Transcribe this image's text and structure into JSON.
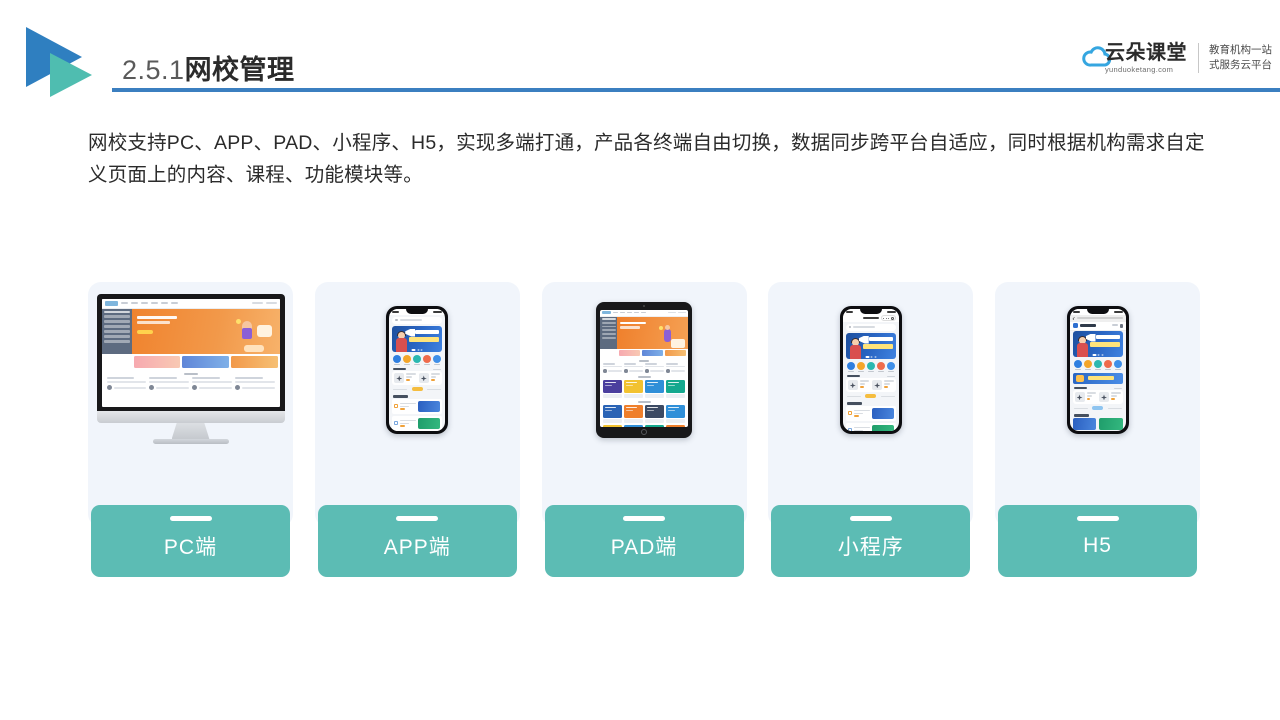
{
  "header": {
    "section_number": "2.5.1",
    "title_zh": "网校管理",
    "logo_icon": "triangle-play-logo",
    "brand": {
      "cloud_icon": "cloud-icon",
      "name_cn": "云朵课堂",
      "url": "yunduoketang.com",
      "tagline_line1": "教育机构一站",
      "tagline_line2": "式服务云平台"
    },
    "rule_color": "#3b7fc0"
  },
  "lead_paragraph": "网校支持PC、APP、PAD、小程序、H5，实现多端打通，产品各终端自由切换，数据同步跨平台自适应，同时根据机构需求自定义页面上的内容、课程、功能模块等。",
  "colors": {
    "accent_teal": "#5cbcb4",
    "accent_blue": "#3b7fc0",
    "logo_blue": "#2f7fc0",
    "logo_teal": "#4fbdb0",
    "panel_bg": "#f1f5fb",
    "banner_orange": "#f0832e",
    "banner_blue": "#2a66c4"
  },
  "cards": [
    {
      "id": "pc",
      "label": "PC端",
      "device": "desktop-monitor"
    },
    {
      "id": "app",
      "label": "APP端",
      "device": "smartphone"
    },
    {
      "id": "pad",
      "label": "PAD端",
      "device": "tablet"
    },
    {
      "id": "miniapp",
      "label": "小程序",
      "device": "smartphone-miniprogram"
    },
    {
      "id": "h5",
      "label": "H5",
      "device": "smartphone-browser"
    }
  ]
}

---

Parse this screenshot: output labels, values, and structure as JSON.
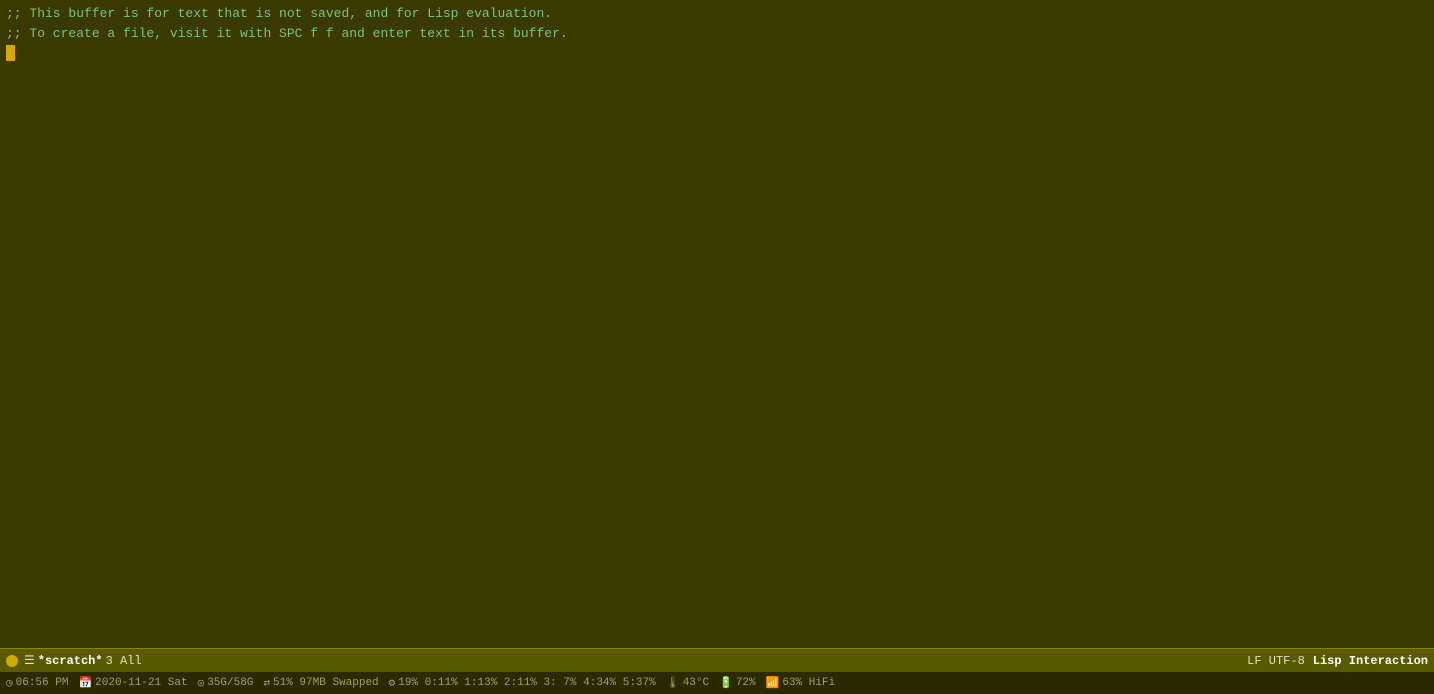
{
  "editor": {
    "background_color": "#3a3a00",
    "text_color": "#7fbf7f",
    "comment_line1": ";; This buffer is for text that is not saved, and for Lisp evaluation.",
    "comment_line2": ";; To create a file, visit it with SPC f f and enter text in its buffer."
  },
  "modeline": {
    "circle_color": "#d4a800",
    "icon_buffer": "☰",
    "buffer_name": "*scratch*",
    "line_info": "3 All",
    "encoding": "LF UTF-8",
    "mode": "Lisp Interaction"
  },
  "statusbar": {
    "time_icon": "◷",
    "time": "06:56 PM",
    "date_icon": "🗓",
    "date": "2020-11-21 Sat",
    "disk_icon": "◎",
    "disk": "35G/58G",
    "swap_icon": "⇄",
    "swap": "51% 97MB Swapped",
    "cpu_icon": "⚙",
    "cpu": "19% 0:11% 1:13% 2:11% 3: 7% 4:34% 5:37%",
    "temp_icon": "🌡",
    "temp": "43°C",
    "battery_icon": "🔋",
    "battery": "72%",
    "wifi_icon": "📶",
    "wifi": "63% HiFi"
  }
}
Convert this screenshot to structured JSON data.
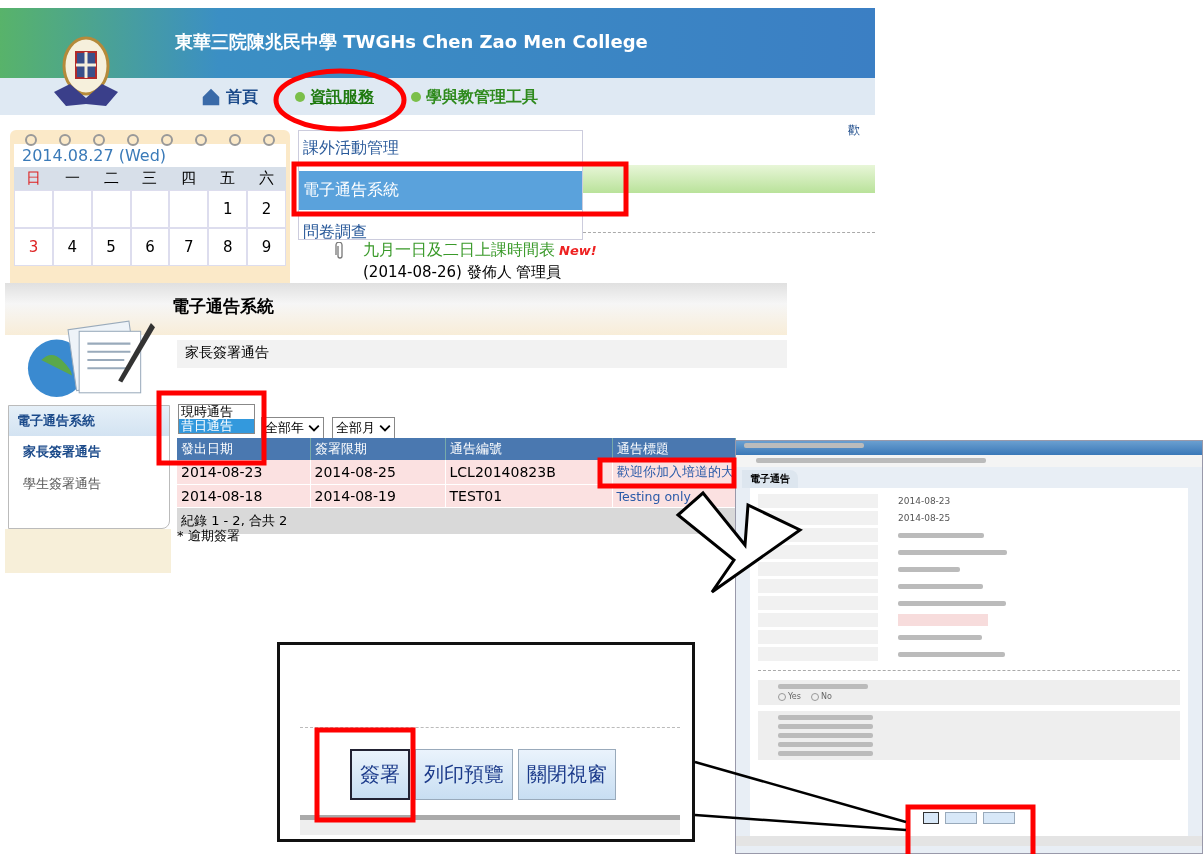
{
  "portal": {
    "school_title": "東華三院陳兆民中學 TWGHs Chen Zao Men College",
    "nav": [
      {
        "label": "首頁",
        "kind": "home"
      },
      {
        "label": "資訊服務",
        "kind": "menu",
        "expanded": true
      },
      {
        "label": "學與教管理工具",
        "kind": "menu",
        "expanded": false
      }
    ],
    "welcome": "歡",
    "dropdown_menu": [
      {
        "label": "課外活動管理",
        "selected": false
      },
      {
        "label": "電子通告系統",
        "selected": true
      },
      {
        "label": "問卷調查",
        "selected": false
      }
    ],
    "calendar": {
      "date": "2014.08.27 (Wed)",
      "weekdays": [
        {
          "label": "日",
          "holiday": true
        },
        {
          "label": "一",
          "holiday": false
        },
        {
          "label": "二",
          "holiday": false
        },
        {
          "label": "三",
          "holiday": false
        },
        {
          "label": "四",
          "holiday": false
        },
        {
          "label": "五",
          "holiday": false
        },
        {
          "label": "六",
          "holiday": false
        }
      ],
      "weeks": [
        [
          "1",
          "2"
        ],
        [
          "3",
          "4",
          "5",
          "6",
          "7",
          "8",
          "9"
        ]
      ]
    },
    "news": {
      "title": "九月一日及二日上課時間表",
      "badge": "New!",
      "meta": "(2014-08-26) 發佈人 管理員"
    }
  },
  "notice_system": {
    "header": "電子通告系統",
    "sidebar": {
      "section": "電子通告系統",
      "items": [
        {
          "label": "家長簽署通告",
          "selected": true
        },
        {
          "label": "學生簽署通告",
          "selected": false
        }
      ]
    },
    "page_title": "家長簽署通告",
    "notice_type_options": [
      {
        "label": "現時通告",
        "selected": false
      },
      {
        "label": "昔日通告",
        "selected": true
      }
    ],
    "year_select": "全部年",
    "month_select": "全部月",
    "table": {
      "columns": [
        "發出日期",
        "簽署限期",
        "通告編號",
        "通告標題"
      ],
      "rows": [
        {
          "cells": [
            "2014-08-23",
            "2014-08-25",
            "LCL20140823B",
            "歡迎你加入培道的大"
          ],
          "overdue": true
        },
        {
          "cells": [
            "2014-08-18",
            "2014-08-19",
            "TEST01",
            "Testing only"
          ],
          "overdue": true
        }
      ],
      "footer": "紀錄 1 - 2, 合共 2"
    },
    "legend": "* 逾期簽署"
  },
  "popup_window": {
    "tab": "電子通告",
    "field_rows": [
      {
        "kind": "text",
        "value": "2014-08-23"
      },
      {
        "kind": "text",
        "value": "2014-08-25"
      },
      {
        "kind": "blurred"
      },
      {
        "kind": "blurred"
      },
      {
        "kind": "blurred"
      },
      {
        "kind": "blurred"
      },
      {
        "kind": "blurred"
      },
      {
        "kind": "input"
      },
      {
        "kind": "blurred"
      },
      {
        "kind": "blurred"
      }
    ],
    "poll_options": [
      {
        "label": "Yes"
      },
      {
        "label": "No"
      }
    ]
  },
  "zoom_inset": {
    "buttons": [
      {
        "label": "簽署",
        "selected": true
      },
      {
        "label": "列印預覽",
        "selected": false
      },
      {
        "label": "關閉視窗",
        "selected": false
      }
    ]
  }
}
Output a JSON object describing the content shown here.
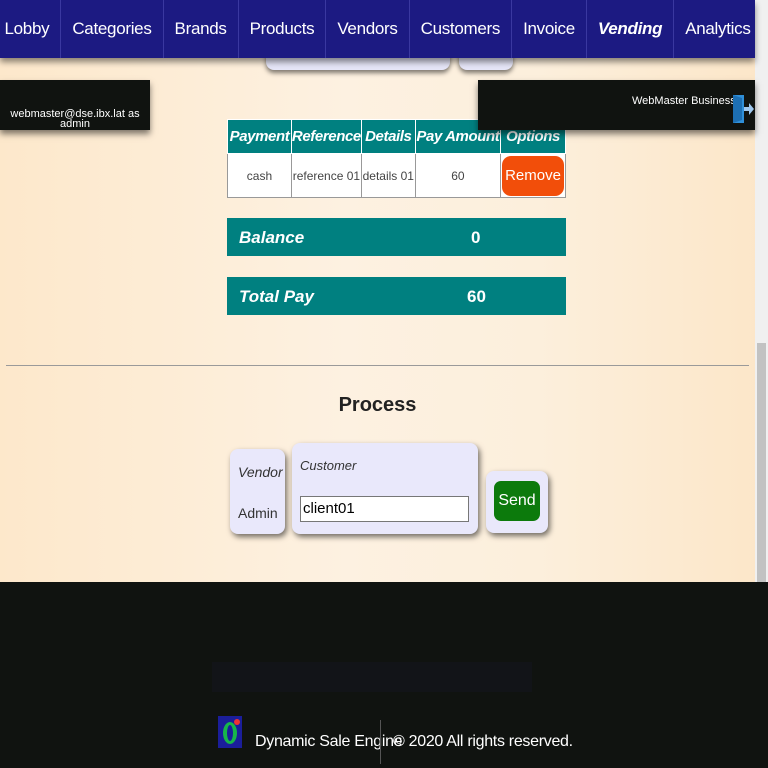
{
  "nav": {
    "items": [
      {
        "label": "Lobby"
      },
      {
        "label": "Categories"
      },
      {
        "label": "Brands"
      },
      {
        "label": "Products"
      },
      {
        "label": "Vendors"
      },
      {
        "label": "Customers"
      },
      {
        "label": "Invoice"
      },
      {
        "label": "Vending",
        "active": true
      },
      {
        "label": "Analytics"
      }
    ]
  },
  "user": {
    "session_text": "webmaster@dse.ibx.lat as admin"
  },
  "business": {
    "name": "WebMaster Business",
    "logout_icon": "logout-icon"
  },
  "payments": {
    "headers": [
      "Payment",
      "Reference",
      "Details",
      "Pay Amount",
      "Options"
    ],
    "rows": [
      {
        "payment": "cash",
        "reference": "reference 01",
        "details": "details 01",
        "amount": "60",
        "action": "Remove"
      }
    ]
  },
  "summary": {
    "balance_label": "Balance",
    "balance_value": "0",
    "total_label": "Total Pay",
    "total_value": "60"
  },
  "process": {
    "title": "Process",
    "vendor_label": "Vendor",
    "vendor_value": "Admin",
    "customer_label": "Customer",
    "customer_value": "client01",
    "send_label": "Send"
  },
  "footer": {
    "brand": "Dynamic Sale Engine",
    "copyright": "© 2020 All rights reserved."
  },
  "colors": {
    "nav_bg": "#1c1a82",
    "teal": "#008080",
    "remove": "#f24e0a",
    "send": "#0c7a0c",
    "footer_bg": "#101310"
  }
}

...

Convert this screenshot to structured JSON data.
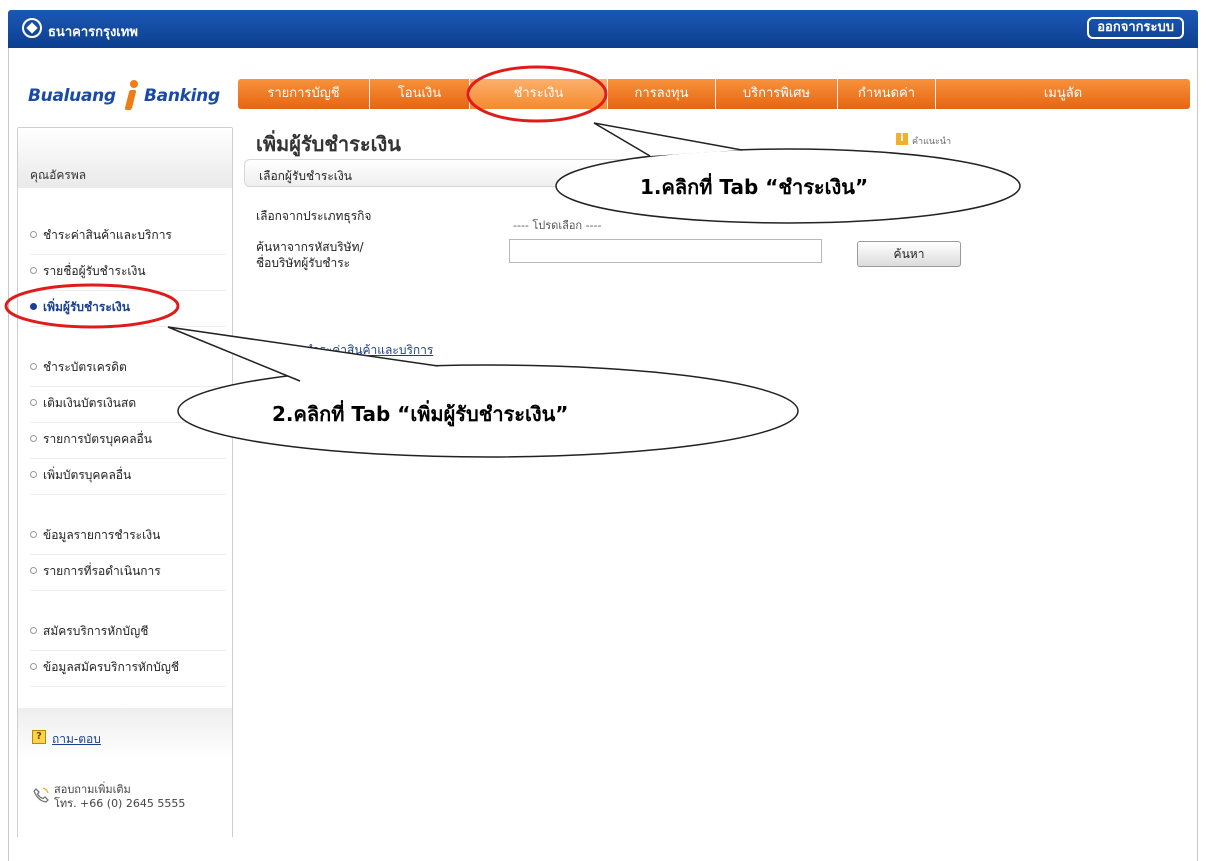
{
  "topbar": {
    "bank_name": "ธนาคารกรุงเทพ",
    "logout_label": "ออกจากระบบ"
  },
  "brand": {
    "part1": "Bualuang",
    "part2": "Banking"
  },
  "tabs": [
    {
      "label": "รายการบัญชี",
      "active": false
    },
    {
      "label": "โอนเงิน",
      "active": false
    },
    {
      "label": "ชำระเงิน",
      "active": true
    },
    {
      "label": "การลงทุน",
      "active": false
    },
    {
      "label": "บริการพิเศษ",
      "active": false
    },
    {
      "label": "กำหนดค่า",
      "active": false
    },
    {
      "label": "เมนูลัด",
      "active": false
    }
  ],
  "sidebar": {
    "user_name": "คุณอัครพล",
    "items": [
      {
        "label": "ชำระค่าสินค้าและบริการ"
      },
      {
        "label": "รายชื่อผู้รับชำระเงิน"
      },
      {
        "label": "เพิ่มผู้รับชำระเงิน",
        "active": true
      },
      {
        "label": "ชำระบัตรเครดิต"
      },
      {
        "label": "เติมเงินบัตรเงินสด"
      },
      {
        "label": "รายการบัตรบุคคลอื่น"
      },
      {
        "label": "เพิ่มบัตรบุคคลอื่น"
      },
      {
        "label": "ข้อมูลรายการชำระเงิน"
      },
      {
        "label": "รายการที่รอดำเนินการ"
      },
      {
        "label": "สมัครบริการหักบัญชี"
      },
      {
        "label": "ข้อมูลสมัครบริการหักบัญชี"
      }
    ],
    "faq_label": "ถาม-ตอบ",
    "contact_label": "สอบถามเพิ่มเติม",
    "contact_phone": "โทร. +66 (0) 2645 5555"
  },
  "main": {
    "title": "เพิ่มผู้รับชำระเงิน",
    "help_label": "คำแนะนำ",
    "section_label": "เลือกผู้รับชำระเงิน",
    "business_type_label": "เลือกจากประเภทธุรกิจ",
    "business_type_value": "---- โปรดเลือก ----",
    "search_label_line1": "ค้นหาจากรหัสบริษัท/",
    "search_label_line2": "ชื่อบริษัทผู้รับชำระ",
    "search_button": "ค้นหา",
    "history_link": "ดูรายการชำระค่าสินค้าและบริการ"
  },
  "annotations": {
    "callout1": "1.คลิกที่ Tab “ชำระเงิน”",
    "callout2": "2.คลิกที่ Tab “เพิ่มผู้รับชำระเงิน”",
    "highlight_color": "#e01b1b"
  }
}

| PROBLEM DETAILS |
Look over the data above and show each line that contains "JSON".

| EXERCISE SOLUTION |
Transcribe this image's text and structure into JSON.
Parse this screenshot: output labels, values, and structure as JSON.
Convert this screenshot to structured JSON data.
Output a JSON object describing the content shown here.
Convert this screenshot to structured JSON data.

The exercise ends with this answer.